▶ [Work item]: Write all of the entries out again exactly.

▶ [Records supplied]:
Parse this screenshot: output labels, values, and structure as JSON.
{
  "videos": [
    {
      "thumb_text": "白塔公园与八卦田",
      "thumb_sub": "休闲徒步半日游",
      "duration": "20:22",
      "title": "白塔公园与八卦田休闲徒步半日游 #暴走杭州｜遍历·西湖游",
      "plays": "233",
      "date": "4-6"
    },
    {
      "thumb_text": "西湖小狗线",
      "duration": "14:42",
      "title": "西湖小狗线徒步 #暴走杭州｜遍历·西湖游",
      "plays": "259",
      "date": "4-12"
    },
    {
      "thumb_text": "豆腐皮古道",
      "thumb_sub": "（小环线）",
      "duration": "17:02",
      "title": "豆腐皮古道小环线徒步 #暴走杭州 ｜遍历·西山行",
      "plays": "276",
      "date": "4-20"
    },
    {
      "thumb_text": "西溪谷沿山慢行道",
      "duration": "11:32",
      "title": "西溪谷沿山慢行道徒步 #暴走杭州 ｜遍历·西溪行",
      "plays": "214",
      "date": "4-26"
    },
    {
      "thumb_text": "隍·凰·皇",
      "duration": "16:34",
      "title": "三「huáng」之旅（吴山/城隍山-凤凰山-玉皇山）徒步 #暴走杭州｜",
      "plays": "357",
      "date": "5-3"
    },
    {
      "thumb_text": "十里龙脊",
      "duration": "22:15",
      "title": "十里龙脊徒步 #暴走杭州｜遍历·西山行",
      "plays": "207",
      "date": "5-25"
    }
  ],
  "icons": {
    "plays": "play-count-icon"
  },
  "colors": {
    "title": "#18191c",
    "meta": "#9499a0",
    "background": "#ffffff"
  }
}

▶ [Solved problem]:
Parse this screenshot: output labels, values, and structure as JSON.
{
  "videos": [
    {
      "thumb_text": "白塔公园与八卦田",
      "thumb_sub": "休闲徒步半日游",
      "duration": "20:22",
      "title": "白塔公园与八卦田休闲徒步半日游 #暴走杭州｜遍历·西湖游",
      "plays": "233",
      "date": "4-6"
    },
    {
      "thumb_text": "西湖小狗线",
      "duration": "14:42",
      "title": "西湖小狗线徒步 #暴走杭州｜遍历·西湖游",
      "plays": "259",
      "date": "4-12"
    },
    {
      "thumb_text": "豆腐皮古道",
      "thumb_sub": "（小环线）",
      "duration": "17:02",
      "title": "豆腐皮古道小环线徒步 #暴走杭州 ｜遍历·西山行",
      "plays": "276",
      "date": "4-20"
    },
    {
      "thumb_text": "西溪谷沿山慢行道",
      "duration": "11:32",
      "title": "西溪谷沿山慢行道徒步 #暴走杭州 ｜遍历·西溪行",
      "plays": "214",
      "date": "4-26"
    },
    {
      "thumb_text": "隍·凰·皇",
      "duration": "16:34",
      "title": "三「huáng」之旅（吴山/城隍山-凤凰山-玉皇山）徒步 #暴走杭州｜",
      "plays": "357",
      "date": "5-3"
    },
    {
      "thumb_text": "十里龙脊",
      "duration": "22:15",
      "title": "十里龙脊徒步 #暴走杭州｜遍历·西山行",
      "plays": "207",
      "date": "5-25"
    }
  ],
  "icons": {
    "plays": "play-count-icon"
  },
  "colors": {
    "title": "#18191c",
    "meta": "#9499a0",
    "background": "#ffffff"
  }
}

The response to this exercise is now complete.